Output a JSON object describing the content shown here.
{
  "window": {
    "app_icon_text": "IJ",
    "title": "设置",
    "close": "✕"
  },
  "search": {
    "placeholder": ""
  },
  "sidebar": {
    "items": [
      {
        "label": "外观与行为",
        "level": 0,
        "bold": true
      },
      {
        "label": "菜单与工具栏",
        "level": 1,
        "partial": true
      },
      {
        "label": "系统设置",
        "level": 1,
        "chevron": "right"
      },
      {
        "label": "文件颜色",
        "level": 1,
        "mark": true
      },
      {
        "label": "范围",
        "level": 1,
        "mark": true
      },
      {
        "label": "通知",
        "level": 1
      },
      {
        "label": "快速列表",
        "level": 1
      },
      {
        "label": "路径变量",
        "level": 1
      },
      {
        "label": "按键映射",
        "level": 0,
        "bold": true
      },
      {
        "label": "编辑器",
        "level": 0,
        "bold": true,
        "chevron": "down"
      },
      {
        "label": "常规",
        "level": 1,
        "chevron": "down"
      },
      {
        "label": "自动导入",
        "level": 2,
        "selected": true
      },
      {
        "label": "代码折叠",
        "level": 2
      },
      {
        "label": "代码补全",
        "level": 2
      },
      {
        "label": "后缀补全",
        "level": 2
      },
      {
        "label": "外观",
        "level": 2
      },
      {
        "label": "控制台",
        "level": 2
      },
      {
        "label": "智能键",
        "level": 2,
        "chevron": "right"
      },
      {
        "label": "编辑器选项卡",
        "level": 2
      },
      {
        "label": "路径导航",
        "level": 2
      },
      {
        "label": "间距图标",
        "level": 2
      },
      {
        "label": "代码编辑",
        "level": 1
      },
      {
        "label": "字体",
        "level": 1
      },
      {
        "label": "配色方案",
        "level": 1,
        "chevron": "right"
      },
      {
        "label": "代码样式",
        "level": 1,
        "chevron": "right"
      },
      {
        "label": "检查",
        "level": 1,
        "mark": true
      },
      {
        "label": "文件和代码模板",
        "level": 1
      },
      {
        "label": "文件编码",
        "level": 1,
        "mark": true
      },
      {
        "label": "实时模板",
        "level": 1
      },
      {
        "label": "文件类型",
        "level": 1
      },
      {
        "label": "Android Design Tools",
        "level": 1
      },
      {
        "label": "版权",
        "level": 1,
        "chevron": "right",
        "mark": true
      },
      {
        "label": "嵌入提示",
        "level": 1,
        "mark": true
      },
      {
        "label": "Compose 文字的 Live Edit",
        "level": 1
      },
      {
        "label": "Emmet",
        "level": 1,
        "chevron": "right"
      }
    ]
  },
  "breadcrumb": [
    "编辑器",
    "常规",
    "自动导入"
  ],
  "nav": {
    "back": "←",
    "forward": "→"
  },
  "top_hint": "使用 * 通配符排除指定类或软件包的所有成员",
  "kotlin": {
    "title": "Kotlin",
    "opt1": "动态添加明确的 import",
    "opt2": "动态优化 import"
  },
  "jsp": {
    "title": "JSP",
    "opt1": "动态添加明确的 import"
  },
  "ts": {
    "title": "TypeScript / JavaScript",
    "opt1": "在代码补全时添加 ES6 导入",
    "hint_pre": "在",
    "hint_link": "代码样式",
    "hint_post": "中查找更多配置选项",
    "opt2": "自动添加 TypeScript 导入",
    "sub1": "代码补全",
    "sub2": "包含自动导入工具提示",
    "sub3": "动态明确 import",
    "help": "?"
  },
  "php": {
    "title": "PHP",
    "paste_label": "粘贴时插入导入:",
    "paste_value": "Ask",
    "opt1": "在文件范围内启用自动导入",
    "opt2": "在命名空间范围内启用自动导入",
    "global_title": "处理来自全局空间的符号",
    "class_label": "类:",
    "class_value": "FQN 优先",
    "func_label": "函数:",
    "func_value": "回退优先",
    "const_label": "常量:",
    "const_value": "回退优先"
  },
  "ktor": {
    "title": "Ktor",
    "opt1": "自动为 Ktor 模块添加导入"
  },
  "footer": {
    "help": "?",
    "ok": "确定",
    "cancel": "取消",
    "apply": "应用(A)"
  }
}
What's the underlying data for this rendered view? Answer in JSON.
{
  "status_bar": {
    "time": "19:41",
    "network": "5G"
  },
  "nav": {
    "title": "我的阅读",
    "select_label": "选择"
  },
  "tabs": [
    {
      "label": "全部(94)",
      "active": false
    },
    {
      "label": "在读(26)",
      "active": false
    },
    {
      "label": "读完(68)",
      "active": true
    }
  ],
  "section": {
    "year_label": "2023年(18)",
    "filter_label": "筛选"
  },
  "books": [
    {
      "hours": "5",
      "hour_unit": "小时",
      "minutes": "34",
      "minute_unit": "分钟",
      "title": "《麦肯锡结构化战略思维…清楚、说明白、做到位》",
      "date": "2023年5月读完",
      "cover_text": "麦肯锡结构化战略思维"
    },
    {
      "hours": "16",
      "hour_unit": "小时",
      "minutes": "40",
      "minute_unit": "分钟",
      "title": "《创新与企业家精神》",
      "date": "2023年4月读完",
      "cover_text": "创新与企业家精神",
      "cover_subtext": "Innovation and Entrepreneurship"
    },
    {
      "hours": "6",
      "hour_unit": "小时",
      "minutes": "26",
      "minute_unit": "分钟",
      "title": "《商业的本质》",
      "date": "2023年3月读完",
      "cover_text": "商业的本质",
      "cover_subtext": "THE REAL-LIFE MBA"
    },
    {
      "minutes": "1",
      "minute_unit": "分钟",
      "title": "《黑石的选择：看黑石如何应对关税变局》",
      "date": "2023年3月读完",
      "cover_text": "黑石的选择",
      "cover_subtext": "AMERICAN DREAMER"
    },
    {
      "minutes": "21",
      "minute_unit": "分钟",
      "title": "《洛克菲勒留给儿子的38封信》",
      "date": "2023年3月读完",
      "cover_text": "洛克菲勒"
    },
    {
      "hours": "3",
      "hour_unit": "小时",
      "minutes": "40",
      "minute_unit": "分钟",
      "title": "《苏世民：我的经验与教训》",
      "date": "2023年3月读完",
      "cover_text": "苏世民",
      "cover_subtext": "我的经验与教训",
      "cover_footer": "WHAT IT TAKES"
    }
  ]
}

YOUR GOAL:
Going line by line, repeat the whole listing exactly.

SOLVED PROBLEM:
Output a JSON object describing the content shown here.
{
  "window": {
    "app_icon_text": "IJ",
    "title": "设置",
    "close": "✕"
  },
  "search": {
    "placeholder": ""
  },
  "sidebar": {
    "items": [
      {
        "label": "外观与行为",
        "level": 0,
        "bold": true
      },
      {
        "label": "菜单与工具栏",
        "level": 1,
        "partial": true
      },
      {
        "label": "系统设置",
        "level": 1,
        "chevron": "right"
      },
      {
        "label": "文件颜色",
        "level": 1,
        "mark": true
      },
      {
        "label": "范围",
        "level": 1,
        "mark": true
      },
      {
        "label": "通知",
        "level": 1
      },
      {
        "label": "快速列表",
        "level": 1
      },
      {
        "label": "路径变量",
        "level": 1
      },
      {
        "label": "按键映射",
        "level": 0,
        "bold": true
      },
      {
        "label": "编辑器",
        "level": 0,
        "bold": true,
        "chevron": "down"
      },
      {
        "label": "常规",
        "level": 1,
        "chevron": "down"
      },
      {
        "label": "自动导入",
        "level": 2,
        "selected": true
      },
      {
        "label": "代码折叠",
        "level": 2
      },
      {
        "label": "代码补全",
        "level": 2
      },
      {
        "label": "后缀补全",
        "level": 2
      },
      {
        "label": "外观",
        "level": 2
      },
      {
        "label": "控制台",
        "level": 2
      },
      {
        "label": "智能键",
        "level": 2,
        "chevron": "right"
      },
      {
        "label": "编辑器选项卡",
        "level": 2
      },
      {
        "label": "路径导航",
        "level": 2
      },
      {
        "label": "间距图标",
        "level": 2
      },
      {
        "label": "代码编辑",
        "level": 1
      },
      {
        "label": "字体",
        "level": 1
      },
      {
        "label": "配色方案",
        "level": 1,
        "chevron": "right"
      },
      {
        "label": "代码样式",
        "level": 1,
        "chevron": "right"
      },
      {
        "label": "检查",
        "level": 1,
        "mark": true
      },
      {
        "label": "文件和代码模板",
        "level": 1
      },
      {
        "label": "文件编码",
        "level": 1,
        "mark": true
      },
      {
        "label": "实时模板",
        "level": 1
      },
      {
        "label": "文件类型",
        "level": 1
      },
      {
        "label": "Android Design Tools",
        "level": 1
      },
      {
        "label": "版权",
        "level": 1,
        "chevron": "right",
        "mark": true
      },
      {
        "label": "嵌入提示",
        "level": 1,
        "mark": true
      },
      {
        "label": "Compose 文字的 Live Edit",
        "level": 1
      },
      {
        "label": "Emmet",
        "level": 1,
        "chevron": "right"
      }
    ]
  },
  "breadcrumb": [
    "编辑器",
    "常规",
    "自动导入"
  ],
  "nav": {
    "back": "←",
    "forward": "→"
  },
  "top_hint": "使用 * 通配符排除指定类或软件包的所有成员",
  "kotlin": {
    "title": "Kotlin",
    "opt1": "动态添加明确的 import",
    "opt2": "动态优化 import"
  },
  "jsp": {
    "title": "JSP",
    "opt1": "动态添加明确的 import"
  },
  "ts": {
    "title": "TypeScript / JavaScript",
    "opt1": "在代码补全时添加 ES6 导入",
    "hint_pre": "在",
    "hint_link": "代码样式",
    "hint_post": "中查找更多配置选项",
    "opt2": "自动添加 TypeScript 导入",
    "sub1": "代码补全",
    "sub2": "包含自动导入工具提示",
    "sub3": "动态明确 import",
    "help": "?"
  },
  "php": {
    "title": "PHP",
    "paste_label": "粘贴时插入导入:",
    "paste_value": "Ask",
    "opt1": "在文件范围内启用自动导入",
    "opt2": "在命名空间范围内启用自动导入",
    "global_title": "处理来自全局空间的符号",
    "class_label": "类:",
    "class_value": "FQN 优先",
    "func_label": "函数:",
    "func_value": "回退优先",
    "const_label": "常量:",
    "const_value": "回退优先"
  },
  "ktor": {
    "title": "Ktor",
    "opt1": "自动为 Ktor 模块添加导入"
  },
  "footer": {
    "help": "?",
    "ok": "确定",
    "cancel": "取消",
    "apply": "应用(A)"
  }
}
What's the underlying data for this rendered view? Answer in JSON.
{
  "status_bar": {
    "time": "19:41",
    "network": "5G"
  },
  "nav": {
    "title": "我的阅读",
    "select_label": "选择"
  },
  "tabs": [
    {
      "label": "全部(94)",
      "active": false
    },
    {
      "label": "在读(26)",
      "active": false
    },
    {
      "label": "读完(68)",
      "active": true
    }
  ],
  "section": {
    "year_label": "2023年(18)",
    "filter_label": "筛选"
  },
  "books": [
    {
      "hours": "5",
      "hour_unit": "小时",
      "minutes": "34",
      "minute_unit": "分钟",
      "title": "《麦肯锡结构化战略思维…清楚、说明白、做到位》",
      "date": "2023年5月读完",
      "cover_text": "麦肯锡结构化战略思维"
    },
    {
      "hours": "16",
      "hour_unit": "小时",
      "minutes": "40",
      "minute_unit": "分钟",
      "title": "《创新与企业家精神》",
      "date": "2023年4月读完",
      "cover_text": "创新与企业家精神",
      "cover_subtext": "Innovation and Entrepreneurship"
    },
    {
      "hours": "6",
      "hour_unit": "小时",
      "minutes": "26",
      "minute_unit": "分钟",
      "title": "《商业的本质》",
      "date": "2023年3月读完",
      "cover_text": "商业的本质",
      "cover_subtext": "THE REAL-LIFE MBA"
    },
    {
      "minutes": "1",
      "minute_unit": "分钟",
      "title": "《黑石的选择：看黑石如何应对关税变局》",
      "date": "2023年3月读完",
      "cover_text": "黑石的选择",
      "cover_subtext": "AMERICAN DREAMER"
    },
    {
      "minutes": "21",
      "minute_unit": "分钟",
      "title": "《洛克菲勒留给儿子的38封信》",
      "date": "2023年3月读完",
      "cover_text": "洛克菲勒"
    },
    {
      "hours": "3",
      "hour_unit": "小时",
      "minutes": "40",
      "minute_unit": "分钟",
      "title": "《苏世民：我的经验与教训》",
      "date": "2023年3月读完",
      "cover_text": "苏世民",
      "cover_subtext": "我的经验与教训",
      "cover_footer": "WHAT IT TAKES"
    }
  ]
}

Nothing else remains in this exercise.